▶ Description of the task
Please state the number of lines in the entries below where the word "name" appears. Include nothing else.

▶ Source information
──────────────────────────────

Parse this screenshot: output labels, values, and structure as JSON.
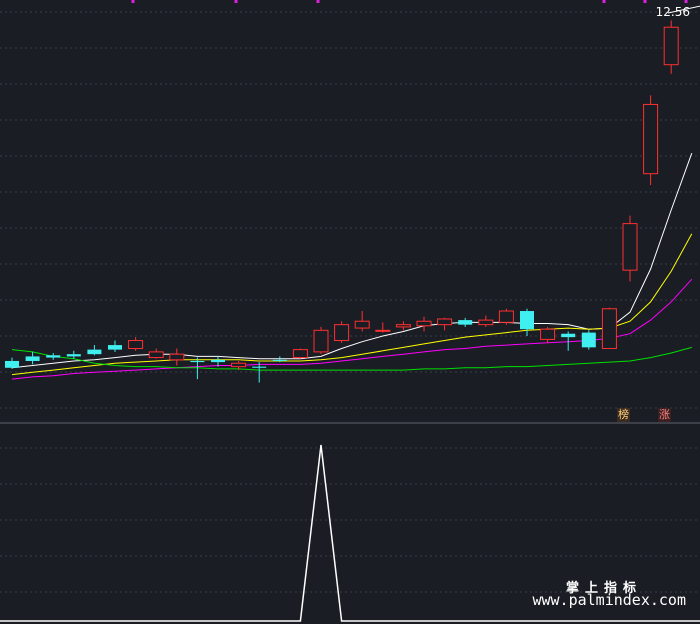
{
  "chart_data": [
    {
      "type": "candlestick",
      "price_max_label": "12.56",
      "marker_labels": [
        "榜",
        "涨"
      ],
      "candles": [
        {
          "o": 9.52,
          "c": 9.46,
          "h": 9.55,
          "l": 9.45
        },
        {
          "o": 9.56,
          "c": 9.52,
          "h": 9.6,
          "l": 9.49
        },
        {
          "o": 9.57,
          "c": 9.55,
          "h": 9.59,
          "l": 9.53
        },
        {
          "o": 9.58,
          "c": 9.56,
          "h": 9.61,
          "l": 9.54
        },
        {
          "o": 9.62,
          "c": 9.58,
          "h": 9.66,
          "l": 9.57
        },
        {
          "o": 9.66,
          "c": 9.62,
          "h": 9.7,
          "l": 9.6
        },
        {
          "o": 9.63,
          "c": 9.7,
          "h": 9.73,
          "l": 9.61
        },
        {
          "o": 9.55,
          "c": 9.6,
          "h": 9.63,
          "l": 9.54
        },
        {
          "o": 9.53,
          "c": 9.58,
          "h": 9.63,
          "l": 9.48
        },
        {
          "o": 9.52,
          "c": 9.51,
          "h": 9.55,
          "l": 9.36
        },
        {
          "o": 9.53,
          "c": 9.51,
          "h": 9.56,
          "l": 9.47
        },
        {
          "o": 9.47,
          "c": 9.5,
          "h": 9.52,
          "l": 9.44
        },
        {
          "o": 9.47,
          "c": 9.46,
          "h": 9.51,
          "l": 9.33
        },
        {
          "o": 9.53,
          "c": 9.52,
          "h": 9.56,
          "l": 9.51
        },
        {
          "o": 9.55,
          "c": 9.62,
          "h": 9.63,
          "l": 9.54
        },
        {
          "o": 9.6,
          "c": 9.79,
          "h": 9.82,
          "l": 9.58
        },
        {
          "o": 9.7,
          "c": 9.84,
          "h": 9.87,
          "l": 9.68
        },
        {
          "o": 9.81,
          "c": 9.87,
          "h": 9.96,
          "l": 9.78
        },
        {
          "o": 9.79,
          "c": 9.79,
          "h": 9.86,
          "l": 9.77
        },
        {
          "o": 9.82,
          "c": 9.84,
          "h": 9.87,
          "l": 9.79
        },
        {
          "o": 9.83,
          "c": 9.87,
          "h": 9.91,
          "l": 9.78
        },
        {
          "o": 9.84,
          "c": 9.89,
          "h": 9.9,
          "l": 9.79
        },
        {
          "o": 9.88,
          "c": 9.84,
          "h": 9.9,
          "l": 9.82
        },
        {
          "o": 9.84,
          "c": 9.88,
          "h": 9.92,
          "l": 9.82
        },
        {
          "o": 9.86,
          "c": 9.96,
          "h": 9.98,
          "l": 9.84
        },
        {
          "o": 9.96,
          "c": 9.8,
          "h": 9.98,
          "l": 9.74
        },
        {
          "o": 9.71,
          "c": 9.8,
          "h": 9.82,
          "l": 9.68
        },
        {
          "o": 9.76,
          "c": 9.73,
          "h": 9.78,
          "l": 9.61
        },
        {
          "o": 9.77,
          "c": 9.64,
          "h": 9.79,
          "l": 9.62
        },
        {
          "o": 9.63,
          "c": 9.98,
          "h": 9.99,
          "l": 9.63
        },
        {
          "o": 10.32,
          "c": 10.73,
          "h": 10.8,
          "l": 10.22
        },
        {
          "o": 11.17,
          "c": 11.78,
          "h": 11.86,
          "l": 11.07
        },
        {
          "o": 12.13,
          "c": 12.46,
          "h": 12.52,
          "l": 12.05
        }
      ],
      "ma": [
        {
          "name": "MA-white",
          "color": "#ffffff",
          "values": [
            9.46,
            9.48,
            9.5,
            9.52,
            9.53,
            9.55,
            9.57,
            9.58,
            9.58,
            9.56,
            9.56,
            9.55,
            9.54,
            9.54,
            9.54,
            9.56,
            9.63,
            9.69,
            9.74,
            9.78,
            9.83,
            9.85,
            9.86,
            9.86,
            9.86,
            9.85,
            9.85,
            9.84,
            9.8,
            9.81,
            9.95,
            10.33,
            10.85,
            11.35
          ]
        },
        {
          "name": "MA-yellow",
          "color": "#ffff00",
          "values": [
            9.4,
            9.42,
            9.44,
            9.46,
            9.48,
            9.5,
            9.51,
            9.52,
            9.53,
            9.53,
            9.53,
            9.53,
            9.52,
            9.52,
            9.52,
            9.53,
            9.55,
            9.58,
            9.61,
            9.64,
            9.67,
            9.7,
            9.73,
            9.75,
            9.77,
            9.79,
            9.8,
            9.81,
            9.8,
            9.81,
            9.87,
            10.04,
            10.31,
            10.64
          ]
        },
        {
          "name": "MA-magenta",
          "color": "#ff00ff",
          "values": [
            9.36,
            9.38,
            9.39,
            9.41,
            9.42,
            9.43,
            9.44,
            9.45,
            9.46,
            9.47,
            9.48,
            9.48,
            9.49,
            9.49,
            9.49,
            9.5,
            9.52,
            9.54,
            9.56,
            9.58,
            9.6,
            9.62,
            9.63,
            9.65,
            9.66,
            9.67,
            9.68,
            9.69,
            9.7,
            9.72,
            9.76,
            9.88,
            10.04,
            10.24
          ]
        },
        {
          "name": "MA-green",
          "color": "#00e000",
          "values": [
            9.62,
            9.6,
            9.56,
            9.54,
            9.5,
            9.48,
            9.47,
            9.47,
            9.46,
            9.46,
            9.45,
            9.45,
            9.44,
            9.44,
            9.44,
            9.44,
            9.44,
            9.44,
            9.44,
            9.44,
            9.45,
            9.45,
            9.46,
            9.46,
            9.47,
            9.47,
            9.48,
            9.49,
            9.5,
            9.51,
            9.52,
            9.55,
            9.59,
            9.64
          ]
        }
      ],
      "ylim": [
        9.0,
        12.7
      ],
      "grid": true
    },
    {
      "type": "line",
      "series": [
        {
          "color": "#ffffff",
          "values": [
            0,
            0,
            0,
            0,
            0,
            0,
            0,
            0,
            0,
            0,
            0,
            0,
            0,
            0,
            0,
            1,
            0,
            0,
            0,
            0,
            0,
            0,
            0,
            0,
            0,
            0,
            0,
            0,
            0,
            0,
            0,
            0,
            0,
            0
          ]
        }
      ],
      "ylim": [
        0,
        1
      ],
      "grid": true
    }
  ],
  "watermark": {
    "cn": "掌上指标",
    "url": "www.palmindex.com"
  },
  "colors": {
    "background": "#1a1d24",
    "up": "#ff3030",
    "down": "#40f0f0",
    "grid": "#3a3d48"
  }
}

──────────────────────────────

▶ Written answer
4